Utah Jazz: Rockets trounce Jazz 124-86
By aaron falk
The Salt Lake TribuneFirst published Mar 17 2014 06:14PM
Houston • Rockets rookie Isaiah Canaan was dribbling out the final possession of a blowout Monday, the seconds on the clock ticking down to the end of another embarrassing loss for the Utah Jazz, when John Lucas III had had enough.
The game had been decided long before Lucas checked in late in the third quarter, but Houston had kept firing, pushing its lead to as much as 41 late in the fourth. So with Canaan’s back turned, Lucas poked the ball away and dribbled it over the half-court line and toward the Jazz bench.
"I play to the end," Lucas said. "We’re already getting beat real bad and they still want to be showing off and doing stuff like that, so I stole the ball."
As time expired, bringing a merciful end to a 124-86 Houston win, Rockets swingman Francisco Garcia elbowed Lucas and the Jazz guard, upset by what he called a "cheap shot," shoved Garcia back and then squared up with fists. No punches were thrown.
For Lucas, who has all but fallen out of the rotation for the 22-46 Jazz, it was part of a release of a season’s worth of frustrations.
"I hate losing. I hate it with a passion," he said. "I just feel like built-up frustration — maybe for the whole year — it just triggered something and it triggered me to do what I had to do."
After the game, Jazz coach Ty Corbin said he wished Lucas had not stolen the ball, before adding, "But, you know what, the clock was still running. You’ve got a right to play."
Troubling from a basketball perspective was this: Lucas’ steal represented one of the few moments of defense on the night for a free-falling Jazz team that has now lost 10 of its last 11 games.

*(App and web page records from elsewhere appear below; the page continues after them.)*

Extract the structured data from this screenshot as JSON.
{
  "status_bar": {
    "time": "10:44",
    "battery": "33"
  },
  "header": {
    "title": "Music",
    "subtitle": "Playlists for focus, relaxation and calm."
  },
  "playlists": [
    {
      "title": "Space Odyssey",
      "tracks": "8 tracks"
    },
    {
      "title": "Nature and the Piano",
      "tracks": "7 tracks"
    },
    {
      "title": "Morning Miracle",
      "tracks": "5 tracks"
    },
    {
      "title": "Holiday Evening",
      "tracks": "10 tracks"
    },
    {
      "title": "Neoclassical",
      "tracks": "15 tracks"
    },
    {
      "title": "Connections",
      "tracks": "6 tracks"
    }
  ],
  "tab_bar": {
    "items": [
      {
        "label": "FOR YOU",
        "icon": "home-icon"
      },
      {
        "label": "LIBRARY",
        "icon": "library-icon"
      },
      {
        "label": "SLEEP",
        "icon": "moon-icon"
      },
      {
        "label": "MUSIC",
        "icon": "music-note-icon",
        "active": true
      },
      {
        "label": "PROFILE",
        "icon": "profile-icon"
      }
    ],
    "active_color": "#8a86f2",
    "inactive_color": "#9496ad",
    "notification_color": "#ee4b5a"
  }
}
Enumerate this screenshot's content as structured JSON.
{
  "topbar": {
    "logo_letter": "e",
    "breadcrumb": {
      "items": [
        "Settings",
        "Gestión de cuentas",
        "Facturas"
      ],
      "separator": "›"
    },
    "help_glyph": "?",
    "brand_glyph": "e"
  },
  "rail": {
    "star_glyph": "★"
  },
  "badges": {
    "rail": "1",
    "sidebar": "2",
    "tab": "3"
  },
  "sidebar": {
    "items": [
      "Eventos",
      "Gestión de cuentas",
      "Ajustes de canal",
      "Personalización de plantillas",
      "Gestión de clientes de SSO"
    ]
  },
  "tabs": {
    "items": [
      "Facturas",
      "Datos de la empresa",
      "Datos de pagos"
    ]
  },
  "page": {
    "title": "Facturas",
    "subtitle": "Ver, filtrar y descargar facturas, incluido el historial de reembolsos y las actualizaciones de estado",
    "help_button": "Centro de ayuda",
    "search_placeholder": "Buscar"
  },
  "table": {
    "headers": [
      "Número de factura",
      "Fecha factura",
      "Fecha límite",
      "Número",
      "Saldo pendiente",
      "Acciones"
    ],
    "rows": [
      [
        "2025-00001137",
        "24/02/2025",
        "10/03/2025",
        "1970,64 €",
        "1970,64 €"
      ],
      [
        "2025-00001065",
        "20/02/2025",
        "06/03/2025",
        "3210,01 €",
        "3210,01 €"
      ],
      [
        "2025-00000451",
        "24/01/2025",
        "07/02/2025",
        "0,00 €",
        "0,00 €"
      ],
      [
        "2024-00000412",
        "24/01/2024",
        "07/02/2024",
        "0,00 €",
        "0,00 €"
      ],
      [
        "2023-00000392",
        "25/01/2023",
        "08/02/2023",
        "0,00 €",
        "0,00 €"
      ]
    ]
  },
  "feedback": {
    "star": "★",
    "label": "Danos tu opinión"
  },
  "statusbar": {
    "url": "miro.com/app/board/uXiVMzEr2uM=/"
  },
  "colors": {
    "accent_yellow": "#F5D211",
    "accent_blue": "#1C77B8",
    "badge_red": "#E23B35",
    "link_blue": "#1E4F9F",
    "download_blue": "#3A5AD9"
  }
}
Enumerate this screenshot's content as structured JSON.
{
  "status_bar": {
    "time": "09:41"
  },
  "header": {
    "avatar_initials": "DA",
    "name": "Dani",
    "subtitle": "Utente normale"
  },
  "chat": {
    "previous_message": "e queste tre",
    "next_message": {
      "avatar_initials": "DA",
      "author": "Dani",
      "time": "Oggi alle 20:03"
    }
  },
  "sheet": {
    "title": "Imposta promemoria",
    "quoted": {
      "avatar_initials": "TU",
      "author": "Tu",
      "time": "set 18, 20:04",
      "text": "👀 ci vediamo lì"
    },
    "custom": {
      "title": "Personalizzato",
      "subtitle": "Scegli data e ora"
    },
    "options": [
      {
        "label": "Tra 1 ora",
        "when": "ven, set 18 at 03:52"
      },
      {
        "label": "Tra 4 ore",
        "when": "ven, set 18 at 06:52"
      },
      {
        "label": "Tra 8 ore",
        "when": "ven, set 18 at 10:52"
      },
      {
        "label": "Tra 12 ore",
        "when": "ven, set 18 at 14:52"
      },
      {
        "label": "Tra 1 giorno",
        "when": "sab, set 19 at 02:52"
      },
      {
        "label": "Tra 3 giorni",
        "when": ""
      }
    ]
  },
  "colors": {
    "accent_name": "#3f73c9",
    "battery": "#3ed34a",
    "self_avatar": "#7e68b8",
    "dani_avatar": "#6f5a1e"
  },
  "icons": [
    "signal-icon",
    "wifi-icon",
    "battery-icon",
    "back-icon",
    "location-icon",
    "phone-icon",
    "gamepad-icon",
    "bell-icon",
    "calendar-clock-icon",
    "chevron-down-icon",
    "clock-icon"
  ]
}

The story of the Jazz’s defensive shortcomings was on display early and written in the first-half box score. Over the first two quarters at the Toyota Center, the Rockets took 12 shots from the free-throw line and 12 shots from beyond the arc. From 3-point, Houston hit on seven of those attempts.
From the free-throw line, without a defender to put a hand in their faces, the Rockets hit the same.
"We were awful," rookie point guard Trey Burke said.
A night after Utah let the San Antonio Spurs shoot a season-best 63 percent, the Rockets hit on 58.2 percent of their attempts, including 13 of 25 from 3-point territory.
Even with All-Star center Dwight Howard sitting out the game with a mild ankle strain, the Jazz were overmatched. Terrence Jones scored 13 of his 30 points in the third quarter. Point guard Patrick Beverley had 19 points and seven rebounds. Jeremy Lin scored 17 points and dished nine assists.
Utah’s rotations were slow.
Man-to-man defense offered little resistance.
"We gave up everything," Corbin said. "We gave up points in the paint, transition baskets, 3-pointers. We didn’t do a good job of taking any one thing away from them tonight."
Jazz forward Derrick Favors and guard Alec Burks each scored 15 points in the loss, but offense was not what the 6-foot-10 Favors had on his mind after the game.
"We’re going to have to come together as a team and we have to go out there and get stops," he said. "Don’t worry about offense, none of that. We just have to go out there and get stops because that was embarrassing."
With a game against a Memphis team fighting for playoff position next on the schedule, Corbin said he wants Monday’s defeat to be a lesson in preparation.
"We acted like we were a little tired," Corbin said. "We’ve talked about guys learning their way through this time of year, back-to-back games. And they showed their experience and we showed our inexperience. This is a lesson for the young guys. You have to learn how to get yourself ready every night at different stages of the year. Tonight we just couldn’t get it going. It was like we were running in mud. We couldn’t get ourselves out of it."
In the locker room after, Lucas said he had cooled down and called his decision to steal the ball "messed up."
"There’s some stuff you do and you don’t do and maybe that was one of those things you don’t do," he said.
But the emotion shown was something, he said, the Jazz could use as they fight their way through the final 14 games of the season.
"Maybe not channeled that way," he said. "But when you step on the court, you have to play with some kind of passion. Night in and night out, you have to play with passion."